Did you know that steel is the most recycled material in the world? In North America, we recycle around 80 million tons of steel every year. That's more than the weight of all the cars in the entire state of California. It's also more than all the paper, plastic, aluminum, glass, and gold and silver prices that we recycle every year together. Steel (and corrosion-resistant stainless steel) is 100% recyclable; it's strong, durable, and is overused all over the world. It is not surprising that this is one of the most recycled metals (if not the most), since a large part of it is used in countless industries; it also retains all its properties after being recycled.
Steel is constantly evolving to meet the demands of modern requirements. There are more than 3,500 different grades of steel, and 75% of them have been created in the last two decades. Recycling steel is considered a simple process because removing impurities is so easy. Even low-value steel can be recycled into high-value steel using appropriate metallurgy and processing methods.
One ton of recycled steel produces 1131 kg of iron ore, 633 kg of coal and 54 kg of limestone. If ever there was a contender for steel as the most recycled metal on the planet, it would be iron. Iron is the most abundant metal on Earth (as well as the fourth most abundant element found in the Earth's crust). Iron is potentially the most important metal on the planet, as it is the key ingredient in steel.
This is why approximately 90% of all refined metal is iron; the demand for steel is so high that it must be met with the right supply. Aluminum is one of the most cost-effective metals to recycle, as it offers enormous energy savings compared to manufacturing from scratch. Like most metals, aluminum can be recycled in an unlimited way without losing any of its beneficial properties. As a result, recycled aluminum is used in a wide range of applications, including construction, vehicle manufacturing, electronic devices, and more.

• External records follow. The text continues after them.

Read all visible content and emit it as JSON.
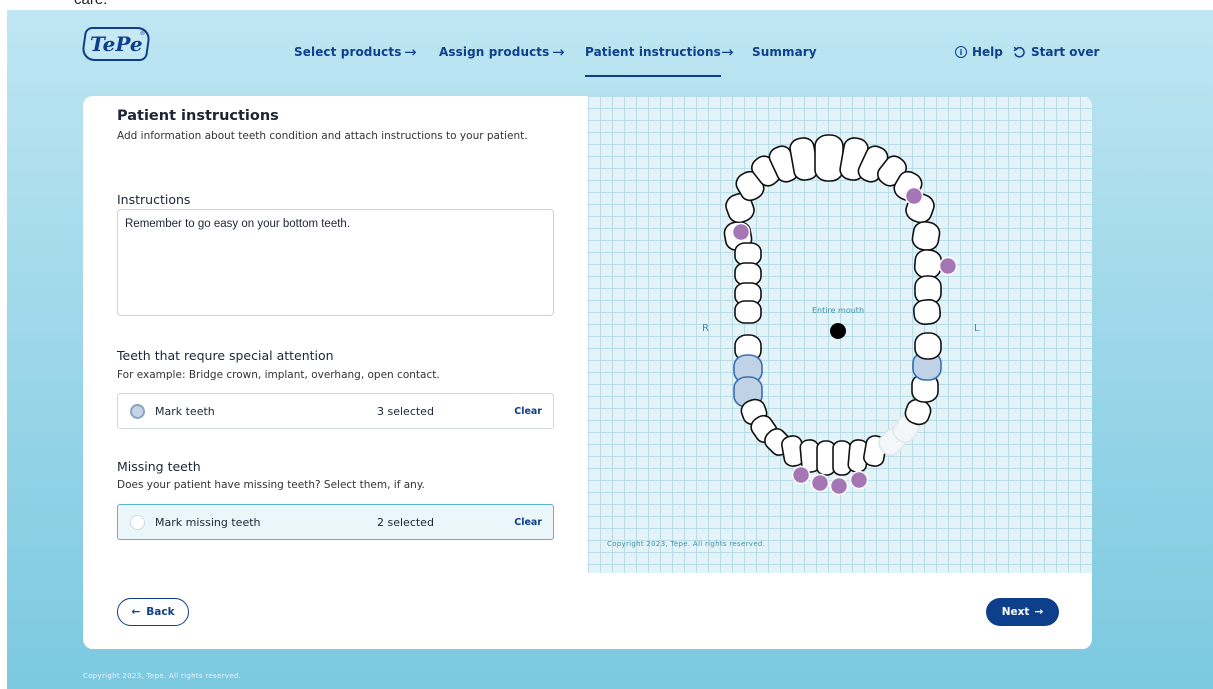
{
  "top_fragment": "care.",
  "header": {
    "logo": "TePe",
    "logo_mark": "®",
    "steps": [
      {
        "label": "Select products",
        "active": false
      },
      {
        "label": "Assign products",
        "active": false
      },
      {
        "label": "Patient instructions",
        "active": true
      },
      {
        "label": "Summary",
        "active": false
      }
    ],
    "step_arrow": "→",
    "help": "Help",
    "help_icon": "info-circle-icon",
    "start_over": "Start over",
    "start_over_icon": "refresh-icon"
  },
  "panel": {
    "title": "Patient instructions",
    "description": "Add information about teeth condition and attach instructions to your patient.",
    "instructions_label": "Instructions",
    "instructions_value": "Remember to go easy on your bottom teeth.",
    "attention": {
      "title": "Teeth that requre special attention",
      "subtitle": "For example: Bridge crown, implant, overhang, open contact.",
      "option_label": "Mark teeth",
      "count": "3 selected",
      "clear": "Clear"
    },
    "missing": {
      "title": "Missing teeth",
      "subtitle": "Does your patient have missing teeth? Select them, if any.",
      "option_label": "Mark missing teeth",
      "count": "2 selected",
      "clear": "Clear"
    }
  },
  "diagram": {
    "label_right": "R",
    "label_left": "L",
    "entire_mouth": "Entire mouth",
    "copyright": "Copyright 2023, Tepe. All rights reserved.",
    "colors": {
      "tooth_fill": "#ffffff",
      "tooth_stroke": "#111111",
      "attention_fill": "#c0d2e6",
      "attention_stroke": "#3b6fb0",
      "marker": "#a477b4",
      "missing_fill": "#f3f7f9"
    }
  },
  "footer": {
    "back": "Back",
    "back_icon": "arrow-left-icon",
    "next": "Next",
    "next_icon": "arrow-right-icon",
    "copyright": "Copyright 2023, Tepe. All rights reserved."
  }
}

In fact, a ton of recycled mobile phones contains more gold than a ton of gold ore that comes from most mines. Gold doesn't scratch glass Real gold is soft and malleable and doesn't leave scratches on the surface of the glass like other gold-like metals do.